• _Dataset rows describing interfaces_
- - - - - - -

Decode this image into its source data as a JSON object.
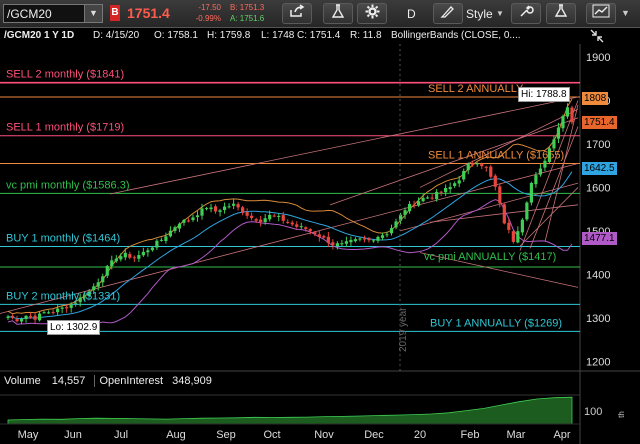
{
  "toolbar": {
    "symbol": "/GCM20",
    "flag": "B",
    "last_price": "1751.4",
    "net_change": "-17.50",
    "pct_change": "-0.99%",
    "bid": "B: 1751.3",
    "ask": "A: 1751.6",
    "timeframe_button": "D",
    "style_label": "Style"
  },
  "header": {
    "symbol_period": "/GCM20 1 Y 1D",
    "date": "D: 4/15/20",
    "open": "O: 1758.1",
    "high": "H: 1759.8",
    "low": "L: 1748",
    "close": "C: 1751.4",
    "range": "R: 11.8",
    "study": "BollingerBands (CLOSE, 0...."
  },
  "levels": [
    {
      "label": "SELL 2 monthly ($1841)",
      "price": 1841,
      "color": "#ff4f7a"
    },
    {
      "label": "SELL 2 ANNUALLY",
      "price": 1808,
      "color": "#f08a3c"
    },
    {
      "label": "SELL 1 monthly ($1719)",
      "price": 1719,
      "color": "#ff4f7a"
    },
    {
      "label": "SELL 1 ANNUALLY ($1655)",
      "price": 1655,
      "color": "#f08a3c"
    },
    {
      "label": "vc pmi monthly ($1586.3)",
      "price": 1586.3,
      "color": "#2fbf4c"
    },
    {
      "label": "BUY 1 monthly ($1464)",
      "price": 1464,
      "color": "#2ec7d6"
    },
    {
      "label": "vc pmi ANNUALLY ($1417)",
      "price": 1417,
      "color": "#2fbf4c"
    },
    {
      "label": "BUY 2 monthly ($1331)",
      "price": 1331,
      "color": "#2ec7d6"
    },
    {
      "label": "BUY 1 ANNUALLY ($1269)",
      "price": 1269,
      "color": "#2ec7d6"
    }
  ],
  "price_tags": {
    "hi": "Hi: 1788.8",
    "lo": "Lo: 1302.9",
    "sell2_annual": "1808",
    "last": "1751.4",
    "bb_upper": "1642.5",
    "bb_lower": "1477.1"
  },
  "year_marker": "2019 year",
  "volume_panel": {
    "volume_label": "Volume",
    "volume_value": "14,557",
    "oi_label": "OpenInterest",
    "oi_value": "348,909",
    "axis_label": "100",
    "axis_unit": "th"
  },
  "chart_data": {
    "type": "candlestick",
    "title": "/GCM20 1 Y 1D",
    "ylim": [
      1180,
      1930
    ],
    "y_ticks": [
      1200,
      1300,
      1400,
      1500,
      1600,
      1700,
      1800,
      1900
    ],
    "x_tick_labels": [
      "May",
      "Jun",
      "Jul",
      "Aug",
      "Sep",
      "Oct",
      "Nov",
      "Dec",
      "20",
      "Feb",
      "Mar",
      "Apr"
    ],
    "close_path": [
      [
        0,
        1302.9
      ],
      [
        2,
        1296
      ],
      [
        4,
        1305
      ],
      [
        6,
        1300
      ],
      [
        8,
        1312
      ],
      [
        10,
        1315
      ],
      [
        12,
        1322
      ],
      [
        14,
        1330
      ],
      [
        16,
        1345
      ],
      [
        18,
        1360
      ],
      [
        20,
        1385
      ],
      [
        22,
        1415
      ],
      [
        24,
        1440
      ],
      [
        26,
        1445
      ],
      [
        28,
        1438
      ],
      [
        30,
        1450
      ],
      [
        32,
        1465
      ],
      [
        34,
        1480
      ],
      [
        36,
        1500
      ],
      [
        38,
        1520
      ],
      [
        40,
        1525
      ],
      [
        42,
        1540
      ],
      [
        44,
        1555
      ],
      [
        46,
        1545
      ],
      [
        48,
        1555
      ],
      [
        50,
        1560
      ],
      [
        52,
        1545
      ],
      [
        54,
        1530
      ],
      [
        56,
        1525
      ],
      [
        58,
        1535
      ],
      [
        60,
        1530
      ],
      [
        62,
        1520
      ],
      [
        64,
        1510
      ],
      [
        66,
        1505
      ],
      [
        68,
        1495
      ],
      [
        70,
        1482
      ],
      [
        72,
        1470
      ],
      [
        74,
        1468
      ],
      [
        76,
        1475
      ],
      [
        78,
        1480
      ],
      [
        80,
        1478
      ],
      [
        82,
        1488
      ],
      [
        84,
        1495
      ],
      [
        86,
        1520
      ],
      [
        88,
        1550
      ],
      [
        90,
        1565
      ],
      [
        92,
        1575
      ],
      [
        94,
        1580
      ],
      [
        96,
        1590
      ],
      [
        98,
        1600
      ],
      [
        100,
        1620
      ],
      [
        102,
        1650
      ],
      [
        104,
        1660
      ],
      [
        106,
        1645
      ],
      [
        108,
        1600
      ],
      [
        110,
        1520
      ],
      [
        112,
        1478
      ],
      [
        114,
        1530
      ],
      [
        116,
        1610
      ],
      [
        118,
        1640
      ],
      [
        120,
        1690
      ],
      [
        122,
        1740
      ],
      [
        124,
        1788.8
      ],
      [
        125,
        1751.4
      ]
    ],
    "volume": [
      18,
      20,
      22,
      21,
      24,
      26,
      25,
      24,
      23,
      22,
      24,
      26,
      27,
      28,
      30,
      29,
      30,
      31,
      33,
      34,
      36,
      38,
      40,
      42,
      45,
      50,
      60,
      70,
      85,
      100,
      112,
      118,
      120
    ]
  }
}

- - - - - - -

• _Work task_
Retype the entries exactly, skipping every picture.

• _Reply_
Decode this image into its source data as a JSON object.
{
  "toolbar": {
    "symbol": "/GCM20",
    "flag": "B",
    "last_price": "1751.4",
    "net_change": "-17.50",
    "pct_change": "-0.99%",
    "bid": "B: 1751.3",
    "ask": "A: 1751.6",
    "timeframe_button": "D",
    "style_label": "Style"
  },
  "header": {
    "symbol_period": "/GCM20 1 Y 1D",
    "date": "D: 4/15/20",
    "open": "O: 1758.1",
    "high": "H: 1759.8",
    "low": "L: 1748",
    "close": "C: 1751.4",
    "range": "R: 11.8",
    "study": "BollingerBands (CLOSE, 0...."
  },
  "levels": [
    {
      "label": "SELL 2 monthly ($1841)",
      "price": 1841,
      "color": "#ff4f7a"
    },
    {
      "label": "SELL 2 ANNUALLY",
      "price": 1808,
      "color": "#f08a3c"
    },
    {
      "label": "SELL 1 monthly ($1719)",
      "price": 1719,
      "color": "#ff4f7a"
    },
    {
      "label": "SELL 1 ANNUALLY ($1655)",
      "price": 1655,
      "color": "#f08a3c"
    },
    {
      "label": "vc pmi monthly ($1586.3)",
      "price": 1586.3,
      "color": "#2fbf4c"
    },
    {
      "label": "BUY 1 monthly ($1464)",
      "price": 1464,
      "color": "#2ec7d6"
    },
    {
      "label": "vc pmi ANNUALLY ($1417)",
      "price": 1417,
      "color": "#2fbf4c"
    },
    {
      "label": "BUY 2 monthly ($1331)",
      "price": 1331,
      "color": "#2ec7d6"
    },
    {
      "label": "BUY 1 ANNUALLY ($1269)",
      "price": 1269,
      "color": "#2ec7d6"
    }
  ],
  "price_tags": {
    "hi": "Hi: 1788.8",
    "lo": "Lo: 1302.9",
    "sell2_annual": "1808",
    "last": "1751.4",
    "bb_upper": "1642.5",
    "bb_lower": "1477.1"
  },
  "year_marker": "2019 year",
  "volume_panel": {
    "volume_label": "Volume",
    "volume_value": "14,557",
    "oi_label": "OpenInterest",
    "oi_value": "348,909",
    "axis_label": "100",
    "axis_unit": "th"
  },
  "chart_data": {
    "type": "candlestick",
    "title": "/GCM20 1 Y 1D",
    "ylim": [
      1180,
      1930
    ],
    "y_ticks": [
      1200,
      1300,
      1400,
      1500,
      1600,
      1700,
      1800,
      1900
    ],
    "x_tick_labels": [
      "May",
      "Jun",
      "Jul",
      "Aug",
      "Sep",
      "Oct",
      "Nov",
      "Dec",
      "20",
      "Feb",
      "Mar",
      "Apr"
    ],
    "close_path": [
      [
        0,
        1302.9
      ],
      [
        2,
        1296
      ],
      [
        4,
        1305
      ],
      [
        6,
        1300
      ],
      [
        8,
        1312
      ],
      [
        10,
        1315
      ],
      [
        12,
        1322
      ],
      [
        14,
        1330
      ],
      [
        16,
        1345
      ],
      [
        18,
        1360
      ],
      [
        20,
        1385
      ],
      [
        22,
        1415
      ],
      [
        24,
        1440
      ],
      [
        26,
        1445
      ],
      [
        28,
        1438
      ],
      [
        30,
        1450
      ],
      [
        32,
        1465
      ],
      [
        34,
        1480
      ],
      [
        36,
        1500
      ],
      [
        38,
        1520
      ],
      [
        40,
        1525
      ],
      [
        42,
        1540
      ],
      [
        44,
        1555
      ],
      [
        46,
        1545
      ],
      [
        48,
        1555
      ],
      [
        50,
        1560
      ],
      [
        52,
        1545
      ],
      [
        54,
        1530
      ],
      [
        56,
        1525
      ],
      [
        58,
        1535
      ],
      [
        60,
        1530
      ],
      [
        62,
        1520
      ],
      [
        64,
        1510
      ],
      [
        66,
        1505
      ],
      [
        68,
        1495
      ],
      [
        70,
        1482
      ],
      [
        72,
        1470
      ],
      [
        74,
        1468
      ],
      [
        76,
        1475
      ],
      [
        78,
        1480
      ],
      [
        80,
        1478
      ],
      [
        82,
        1488
      ],
      [
        84,
        1495
      ],
      [
        86,
        1520
      ],
      [
        88,
        1550
      ],
      [
        90,
        1565
      ],
      [
        92,
        1575
      ],
      [
        94,
        1580
      ],
      [
        96,
        1590
      ],
      [
        98,
        1600
      ],
      [
        100,
        1620
      ],
      [
        102,
        1650
      ],
      [
        104,
        1660
      ],
      [
        106,
        1645
      ],
      [
        108,
        1600
      ],
      [
        110,
        1520
      ],
      [
        112,
        1478
      ],
      [
        114,
        1530
      ],
      [
        116,
        1610
      ],
      [
        118,
        1640
      ],
      [
        120,
        1690
      ],
      [
        122,
        1740
      ],
      [
        124,
        1788.8
      ],
      [
        125,
        1751.4
      ]
    ],
    "volume": [
      18,
      20,
      22,
      21,
      24,
      26,
      25,
      24,
      23,
      22,
      24,
      26,
      27,
      28,
      30,
      29,
      30,
      31,
      33,
      34,
      36,
      38,
      40,
      42,
      45,
      50,
      60,
      70,
      85,
      100,
      112,
      118,
      120
    ]
  }
}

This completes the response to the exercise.